Macro-photography reveals Many Little Things in our world that would be difficult to see otherwise. White spots on gum tree (Eucalyptus) leaves, that most people would never notice, become alive and amazing when magnified. Here we have the ‘lerps’ (see here to find out what these are) of tiny little psyllids. Psyllids belong to the insect order Hemiptera along with a wide range of insects that principally suck plant juices. Bugs suck, beetles bite.

These pictures show several stages of the species lifecycle.

The eggs, hatched and unhatched, are shown amongst lerps and excuviae (cast or sloughed ‘skin’ of an animal (like a snake), especially of an insect larva) in the second picture; the reddish eggs have hatched whereas the yellow ones haven’t. Hatching from the eggs are the tiny little first instar ‘crawlers’, shown in the bottom image. If you look closely you can already see it beginning to exude a pre-lerp from its rear.

As the nymph (immature) grows through a total of five instars before adulthood, the lerps it lives under are increased in size until they reach the fifth instar stage (top). The lerp of this stage is around 2.5-3 mm across (you could fit 3-4 across your little fingernail) and the nymphs not much longer than 1 mm. Remarkably, the lerps are woven by the nymphs using constituents of the plant juices that are excess to their nutritional needs. Kind of like making baskets from your crap - sort of.

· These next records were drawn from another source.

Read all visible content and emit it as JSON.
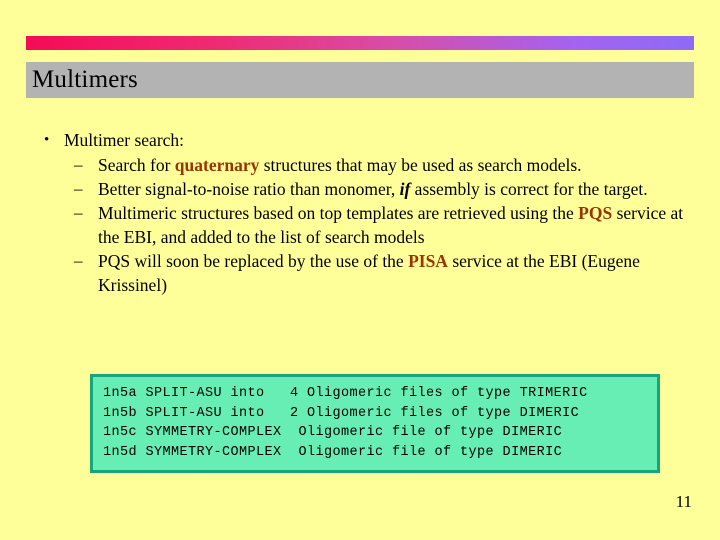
{
  "slide": {
    "background_color": "#ffff99",
    "accent_bar": {
      "gradient_start": "#f50b56",
      "gradient_end": "#8d6bf7"
    },
    "title": "Multimers",
    "title_bar_color": "#b3b3b3",
    "page_number": "11"
  },
  "bullets": {
    "level1_marker": "•",
    "level2_marker": "–",
    "top": "Multimer search:",
    "items": [
      {
        "seg1": "Search for ",
        "hl": "quaternary",
        "seg2": " structures that may be used as search models."
      },
      {
        "seg1": "Better signal-to-noise ratio than monomer, ",
        "em": "if",
        "seg2": " assembly is correct for the target."
      },
      {
        "seg1": "Multimeric structures based on top templates are retrieved using the ",
        "hl": "PQS",
        "seg2": " service at the EBI, and added to the list of search models"
      },
      {
        "seg1": "PQS will soon be replaced by the use of the ",
        "hl": "PISA",
        "seg2": " service at the EBI (Eugene Krissinel)"
      }
    ]
  },
  "code_box": {
    "background_color": "#66eeb4",
    "border_color": "#16a67a",
    "lines": [
      "1n5a SPLIT-ASU into   4 Oligomeric files of type TRIMERIC",
      "1n5b SPLIT-ASU into   2 Oligomeric files of type DIMERIC",
      "1n5c SYMMETRY-COMPLEX  Oligomeric file of type DIMERIC",
      "1n5d SYMMETRY-COMPLEX  Oligomeric file of type DIMERIC"
    ]
  }
}
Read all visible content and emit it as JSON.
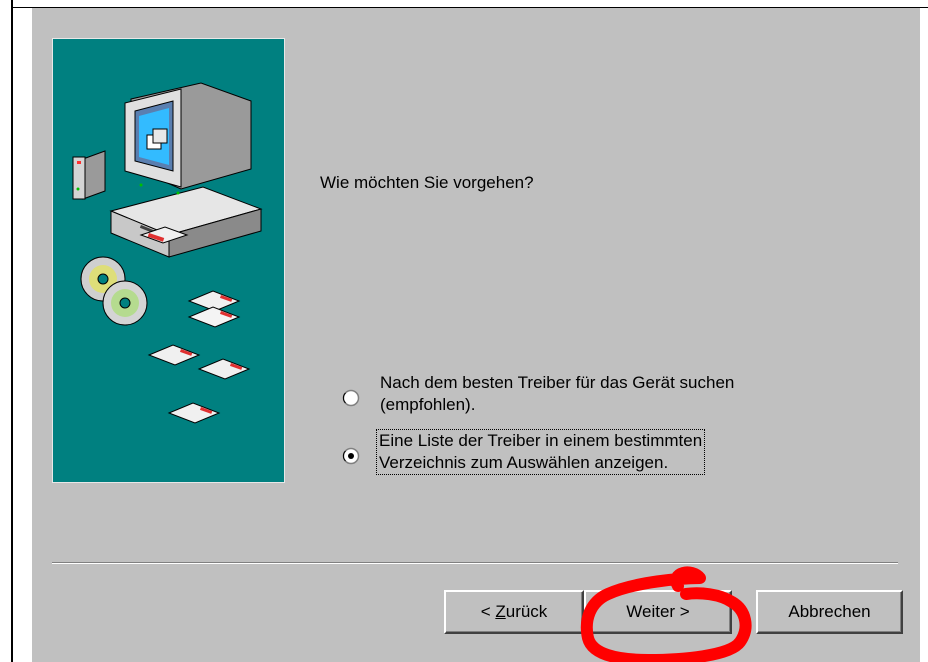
{
  "dialog": {
    "question": "Wie möchten Sie vorgehen?",
    "options": [
      {
        "line1": "Nach dem besten Treiber für das Gerät suchen",
        "line2": "(empfohlen).",
        "selected": false
      },
      {
        "line1": "Eine Liste der Treiber in einem bestimmten",
        "line2": "Verzeichnis zum Auswählen anzeigen.",
        "selected": true
      }
    ],
    "buttons": {
      "back_prefix": "< ",
      "back_mnemonic": "Z",
      "back_rest": "urück",
      "next": "Weiter >",
      "cancel": "Abbrechen"
    }
  },
  "colors": {
    "dialog_bg": "#c0c0c0",
    "illustration_bg": "#008080",
    "annotation": "#ff0000"
  }
}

Eventually after 10 days to over 6 weeks, depending on the species, the fifth instar will leave its lerp and moult on the surface on the leaf near its childhood home. The adult, which looks like a tiny little cicada is shown in the fourth image. They will mate, lay eggs on the host and start everything all over again.

Cue music. The cirrrrrcccclllllle offfffffff liiiiiiiiiiiiiiiiiiiiiffffffffe…


Under a city of tents, the deck of HMS Queen Elizabeth is getting a lick of newly developed metallic paint. The unique thermal coating is a combination of aluminium and titanium, able to withstand temperatures in excess of 1,500°C.

Being applied to 2,000 square metres of the 19,000 sq m deck, a robotic device fires powdered metal through a jet of plasma at temperatures of almost 10,000°C (18,000°F). Molten droplets then flatten and quickly solidify, creating a rough coating up to 2.5 mm thick that is bonded to the steel beneath.

Human embryonic stage 9 occurs during week 3 between 19 to 21 days. The embryo is now 1.5 to 2.5 mm in size and somites have begun to form and number between 1 to 3 somite pairs during this stage.

Ectoderm - Neural plate brain region continues to expand, neural plate begins folding over the notochord. Gastrulation continues through the primitive streak region.

Mesoderm - Paraxial mesoderm segmentation into somites begins (1 - 3 somite pairs). Lateral plate mesoderm begins to vacuolate, dividing it into somatic and splanchnic mesoderm and to later form the intra-embryonic coelom. Prechordal splanchnic mesoderm begins to form the cardiogenic region, from which the primordial heart will develop.

Endoderm - Notochordal plate still visible which will form the notochord. Endoderm is still widely open to the yolk sac and germ cells form part of this layer. Extra-embryonic mesoderm on the yolk sac surface begins to form “blood islands”.